(Stored dataset items)
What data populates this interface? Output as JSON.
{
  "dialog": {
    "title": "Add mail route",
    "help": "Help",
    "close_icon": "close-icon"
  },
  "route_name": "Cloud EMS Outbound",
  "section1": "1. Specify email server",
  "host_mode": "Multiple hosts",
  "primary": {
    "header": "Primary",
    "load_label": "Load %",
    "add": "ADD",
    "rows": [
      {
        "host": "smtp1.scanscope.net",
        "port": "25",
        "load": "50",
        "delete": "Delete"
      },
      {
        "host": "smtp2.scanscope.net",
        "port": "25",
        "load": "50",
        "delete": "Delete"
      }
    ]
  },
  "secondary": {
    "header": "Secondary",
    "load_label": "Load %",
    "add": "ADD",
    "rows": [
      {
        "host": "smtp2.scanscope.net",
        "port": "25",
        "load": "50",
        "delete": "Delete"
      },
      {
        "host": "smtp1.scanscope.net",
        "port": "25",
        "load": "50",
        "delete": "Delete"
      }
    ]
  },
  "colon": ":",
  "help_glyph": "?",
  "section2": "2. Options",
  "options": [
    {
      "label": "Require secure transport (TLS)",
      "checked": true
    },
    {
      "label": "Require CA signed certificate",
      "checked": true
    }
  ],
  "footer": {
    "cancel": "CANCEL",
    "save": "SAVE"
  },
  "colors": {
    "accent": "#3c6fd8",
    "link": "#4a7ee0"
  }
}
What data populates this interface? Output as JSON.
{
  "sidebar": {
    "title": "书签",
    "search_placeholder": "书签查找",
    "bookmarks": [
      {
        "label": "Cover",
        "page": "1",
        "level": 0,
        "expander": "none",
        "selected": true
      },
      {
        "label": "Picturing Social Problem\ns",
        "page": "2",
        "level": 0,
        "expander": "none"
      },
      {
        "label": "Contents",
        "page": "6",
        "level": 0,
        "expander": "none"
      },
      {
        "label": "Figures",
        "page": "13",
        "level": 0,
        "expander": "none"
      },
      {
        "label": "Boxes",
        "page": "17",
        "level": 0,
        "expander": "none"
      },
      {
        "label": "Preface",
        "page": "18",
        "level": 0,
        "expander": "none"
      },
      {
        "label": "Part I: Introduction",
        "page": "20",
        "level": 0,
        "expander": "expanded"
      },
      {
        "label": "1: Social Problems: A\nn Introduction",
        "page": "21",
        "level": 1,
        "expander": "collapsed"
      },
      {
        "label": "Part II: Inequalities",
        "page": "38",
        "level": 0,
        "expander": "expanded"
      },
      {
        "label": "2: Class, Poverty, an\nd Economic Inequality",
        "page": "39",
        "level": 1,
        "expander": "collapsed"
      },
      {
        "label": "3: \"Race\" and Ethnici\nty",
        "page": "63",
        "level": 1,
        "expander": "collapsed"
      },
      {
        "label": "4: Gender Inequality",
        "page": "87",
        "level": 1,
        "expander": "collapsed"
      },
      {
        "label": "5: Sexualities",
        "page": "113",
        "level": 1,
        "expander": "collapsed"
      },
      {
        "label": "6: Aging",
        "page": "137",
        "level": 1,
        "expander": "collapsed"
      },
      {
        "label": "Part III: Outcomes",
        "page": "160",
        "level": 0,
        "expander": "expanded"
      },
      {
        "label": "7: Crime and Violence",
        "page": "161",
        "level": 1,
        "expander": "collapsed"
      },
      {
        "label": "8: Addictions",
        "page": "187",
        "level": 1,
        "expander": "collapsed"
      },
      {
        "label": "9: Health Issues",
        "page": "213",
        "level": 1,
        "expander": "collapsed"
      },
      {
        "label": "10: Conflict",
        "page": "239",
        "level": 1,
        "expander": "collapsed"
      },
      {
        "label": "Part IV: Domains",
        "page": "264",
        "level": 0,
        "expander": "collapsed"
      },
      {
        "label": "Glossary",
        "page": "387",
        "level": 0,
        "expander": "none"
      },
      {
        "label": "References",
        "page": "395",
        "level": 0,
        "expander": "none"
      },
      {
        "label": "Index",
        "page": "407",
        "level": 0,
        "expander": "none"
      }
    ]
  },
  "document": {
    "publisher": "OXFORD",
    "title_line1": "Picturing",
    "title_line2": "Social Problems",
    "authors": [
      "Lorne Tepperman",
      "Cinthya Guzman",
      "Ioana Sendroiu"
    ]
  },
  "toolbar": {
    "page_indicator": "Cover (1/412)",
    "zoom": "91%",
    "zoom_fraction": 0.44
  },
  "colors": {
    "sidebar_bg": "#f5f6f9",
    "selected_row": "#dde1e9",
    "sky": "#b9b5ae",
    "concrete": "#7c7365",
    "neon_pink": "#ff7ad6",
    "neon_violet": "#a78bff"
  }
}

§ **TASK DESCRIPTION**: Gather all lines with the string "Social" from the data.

§ **RESULT OF THE TASK**:
        "label": "Picturing Social Problem\ns",
        "label": "1: Social Problems: A\nn Introduction",
    "title_line2": "Social Problems",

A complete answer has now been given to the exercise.